PLAN 83: Article
The Moma Media Lounge

A Permanent Installation by SA+P’s Renée Green

This fall, New York’s Museum of Modern Art introduced the MoMA Media Lounge, a permanent modular installation designed by artist Renée Green, director of SA+P’s Art, Culture and Technology program, to present the museum's extensive and pioneering collection of time-based art.

The first public platform of its kind in a New York museum, the Media Lounge features moving images, video, performance, motion- and sound-based works dating back to the 1960s, collected and preserved by the museum’s Department of Media and Performance Art. Through an iPad interface, viewers are invited to experience the works of their choice with historically accurate display technology.

While the installation as a whole is titled the MoMA Media Lounge, Green’s commissioned work for it consists of two parts – Media Bichos and Space Poem #3 (Media Bichos) – continuing her ongoing exploration of spaces that can be temporarily inhabited (including one’s own body) and the kinds of experiences that can take place in those spaces.

The Media Bichos, comprising contractible or expandable spaces for solo or shared viewing experiences, evoke the 1960s Bichos – handheld hinged metal sculptures of Brazilian artist Lygia Clark – but in contrast, Green combines geometric design with a bold color palette and a range of textiles to create immersive structures with which visitors can interact to create various forms.

Space Poem #3 (Media Bicho) is formed by double-sided color banners suspended overhead, adding another layer to the artist’s ongoing investigation of the ways in which viewers extract meaning from combined systems while moving through space.

Green’s body of work spans a broad range of media including text, music, textiles, sculpture, digital media, architecture, photography, prints, video, film, websites and sound, which normally converge in highly layered and complex installations. A recurring feature of her work is the creation of interactive environments that make the viewer a participant in the construction of meaning. Her exhibitions, videos and films have been seen throughout the world in museums, biennales and festivals.
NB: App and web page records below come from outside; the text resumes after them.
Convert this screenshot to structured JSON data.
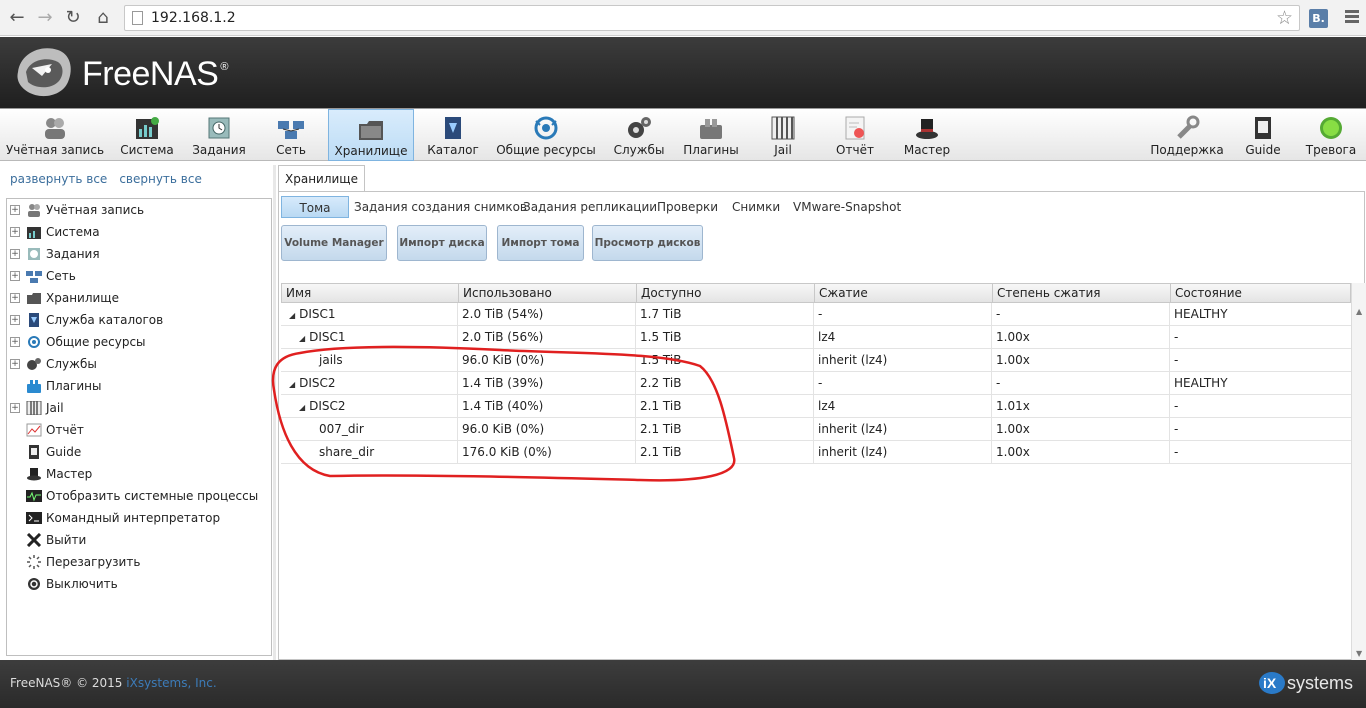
{
  "browser": {
    "url": "192.168.1.2",
    "extension_label": "B."
  },
  "brand": {
    "name": "FreeNAS",
    "reg": "®"
  },
  "toolbar": [
    {
      "label": "Учётная запись",
      "icon": "account-icon"
    },
    {
      "label": "Система",
      "icon": "system-icon"
    },
    {
      "label": "Задания",
      "icon": "tasks-icon"
    },
    {
      "label": "Сеть",
      "icon": "network-icon"
    },
    {
      "label": "Хранилище",
      "icon": "storage-icon",
      "active": true
    },
    {
      "label": "Каталог",
      "icon": "directory-icon"
    },
    {
      "label": "Общие ресурсы",
      "icon": "sharing-icon"
    },
    {
      "label": "Службы",
      "icon": "services-icon"
    },
    {
      "label": "Плагины",
      "icon": "plugins-icon"
    },
    {
      "label": "Jail",
      "icon": "jail-icon"
    },
    {
      "label": "Отчёт",
      "icon": "report-icon"
    },
    {
      "label": "Мастер",
      "icon": "wizard-icon"
    },
    {
      "label": "Поддержка",
      "icon": "support-icon"
    },
    {
      "label": "Guide",
      "icon": "guide-icon"
    },
    {
      "label": "Тревога",
      "icon": "alert-icon"
    }
  ],
  "sidebar": {
    "expand_all": "развернуть все",
    "collapse_all": "свернуть все",
    "items": [
      {
        "label": "Учётная запись",
        "expandable": true
      },
      {
        "label": "Система",
        "expandable": true
      },
      {
        "label": "Задания",
        "expandable": true
      },
      {
        "label": "Сеть",
        "expandable": true
      },
      {
        "label": "Хранилище",
        "expandable": true
      },
      {
        "label": "Служба каталогов",
        "expandable": true
      },
      {
        "label": "Общие ресурсы",
        "expandable": true
      },
      {
        "label": "Службы",
        "expandable": true
      },
      {
        "label": "Плагины",
        "expandable": false
      },
      {
        "label": "Jail",
        "expandable": true
      },
      {
        "label": "Отчёт",
        "expandable": false
      },
      {
        "label": "Guide",
        "expandable": false
      },
      {
        "label": "Мастер",
        "expandable": false
      },
      {
        "label": "Отобразить системные процессы",
        "expandable": false
      },
      {
        "label": "Командный интерпретатор",
        "expandable": false
      },
      {
        "label": "Выйти",
        "expandable": false
      },
      {
        "label": "Перезагрузить",
        "expandable": false
      },
      {
        "label": "Выключить",
        "expandable": false
      }
    ]
  },
  "main": {
    "tab": "Хранилище",
    "subtabs": [
      "Тома",
      "Задания создания снимков",
      "Задания репликации",
      "Проверки",
      "Снимки",
      "VMware-Snapshot"
    ],
    "buttons": [
      "Volume Manager",
      "Импорт диска",
      "Импорт тома",
      "Просмотр дисков"
    ],
    "columns": [
      "Имя",
      "Использовано",
      "Доступно",
      "Сжатие",
      "Степень сжатия",
      "Состояние"
    ],
    "rows": [
      {
        "name": "DISC1",
        "used": "2.0 TiB (54%)",
        "avail": "1.7 TiB",
        "comp": "-",
        "ratio": "-",
        "status": "HEALTHY"
      },
      {
        "name": "DISC1",
        "used": "2.0 TiB (56%)",
        "avail": "1.5 TiB",
        "comp": "lz4",
        "ratio": "1.00x",
        "status": "-"
      },
      {
        "name": "jails",
        "used": "96.0 KiB (0%)",
        "avail": "1.5 TiB",
        "comp": "inherit (lz4)",
        "ratio": "1.00x",
        "status": "-"
      },
      {
        "name": "DISC2",
        "used": "1.4 TiB (39%)",
        "avail": "2.2 TiB",
        "comp": "-",
        "ratio": "-",
        "status": "HEALTHY"
      },
      {
        "name": "DISC2",
        "used": "1.4 TiB (40%)",
        "avail": "2.1 TiB",
        "comp": "lz4",
        "ratio": "1.01x",
        "status": "-"
      },
      {
        "name": "007_dir",
        "used": "96.0 KiB (0%)",
        "avail": "2.1 TiB",
        "comp": "inherit (lz4)",
        "ratio": "1.00x",
        "status": "-"
      },
      {
        "name": "share_dir",
        "used": "176.0 KiB (0%)",
        "avail": "2.1 TiB",
        "comp": "inherit (lz4)",
        "ratio": "1.00x",
        "status": "-"
      }
    ]
  },
  "footer": {
    "copyright": "FreeNAS® © 2015",
    "company": "iXsystems, Inc.",
    "vendor_logo_ix": "iX",
    "vendor_logo_text": "systems"
  },
  "colors": {
    "annotation": "#e02020",
    "active_blue": "#7fb4e0",
    "link": "#3b6e9c"
  }
}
Launched in conjunction with the museum’s collection-digitization initiative, the Media Lounge unfolded in two phases: Phase 1 presented three viewing stations displaying videos on classic monitors in the second-floor corridor; Phase 2 added six more structures, including listening stations for audio works, and completed the first section of Space Poem #3 (Media Bicho); in the forthcoming Phase 3, the Media Lounge will expand to other museum locations and will incorporate a projection screen and vitrines containing related ephemera. As the museum’s collection continues to grow, the installation can expand further.

During the Summer, the MoMA Media Lounge presented Green’s Picks from their currently digitized holdings, including Vito Acconci’s The Red Tapes (1977), Juan Downey’s Information withheld (1983), Joan Jonas’s Organic Honey’s Visual Telepathy (1972) and Chip Lord’s Bi-coastal (1983), among many others. Green’s Picks continue to be on view.

The Media Lounge was organized by Sabine Breitwieser, Chief Curator, and Erica Papernik, Assistant Curator, Department of Media and Performance Art, in collaboration with the Department of Media and Performance Art staff. Major support for the MoMA Media Lounge is provided by MoMA’s Wallis Annenberg Fund for Innovation in Contemporary Art through the Annenberg Foundation. Special thanks to KnollTextiles.